3D Printed Habitat Challenge: Road Trip to Maker Faire
Now that my team mates and I have submitted everything to the contest organizers I feel at liberty to share all of our deliverables. For the contest we ultimately had to put together a five page report with images and to build a physical model. The first image (below), was meant to give a quick overview of our build system. Basically, a series of packages would arrive on Mars. Then a team of robots would work to excavate a location and move special modules into position. Using the surrounding soil as a medium, a team of four printing robots would fuse and build material around those modules.This cutaway view is meant to explain all of our thinking into the design of the habitat. We considered print load and sought to reduce that by having zones that would be sparsely printed, yet still filled with soil to maintain a high level of radiation shielding. Beyond the practical aspects of a 3D printed habitat we also demonstrated the real feasibility of decorative possibilities. A visual warmth can be manifested in the often sterile environment of a space habitat. All manner of textures and patterns can be used, without the cost, complexity, and weight considerations that usually hamper those types of designs.This section view is also meant to further explain the design of the interior. The utility of the two modules were explained better here. One module, referred to as the Service MPM, carried the environmental systems, storage, and secondary egress location. The other module serves as the main airlock.This plan view was meant to explain the overall interior layout including allocation of the 1,000 square foot size limit.

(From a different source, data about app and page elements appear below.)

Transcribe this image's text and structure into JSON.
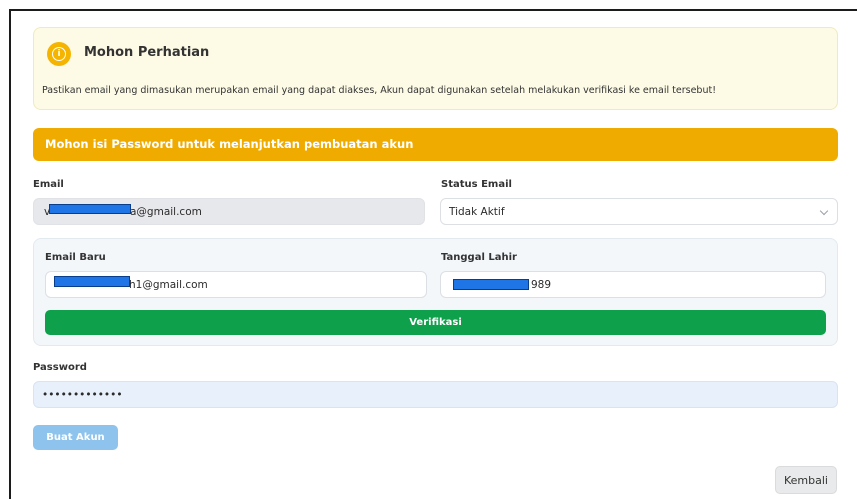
{
  "notice": {
    "icon": "info-icon",
    "icon_glyph": "i",
    "title": "Mohon Perhatian",
    "text": "Pastikan email yang dimasukan merupakan email yang dapat diakses, Akun dapat digunakan setelah melakukan verifikasi ke email tersebut!"
  },
  "warning": {
    "text": "Mohon isi Password untuk melanjutkan pembuatan akun"
  },
  "form": {
    "email_label": "Email",
    "email_value_prefix": "v",
    "email_value_suffix": "a@gmail.com",
    "status_label": "Status Email",
    "status_value": "Tidak Aktif",
    "new_email_label": "Email Baru",
    "new_email_value_suffix": "h1@gmail.com",
    "birth_date_label": "Tanggal Lahir",
    "birth_date_value_suffix": "989",
    "verify_label": "Verifikasi",
    "password_label": "Password",
    "password_value": "•••••••••••••",
    "create_label": "Buat Akun",
    "back_label": "Kembali"
  },
  "colors": {
    "accent_warning": "#f0ab00",
    "verify_green": "#0ea04a",
    "create_blue": "#8dc3ec",
    "redaction_blue": "#1f74e6"
  }
}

A quick pic of all of the parts we printed for our scale model (1:72). Special thanks to the Dimension printer here at Tool.An overview of our finished model before packing it up for shipping to the contest organizers.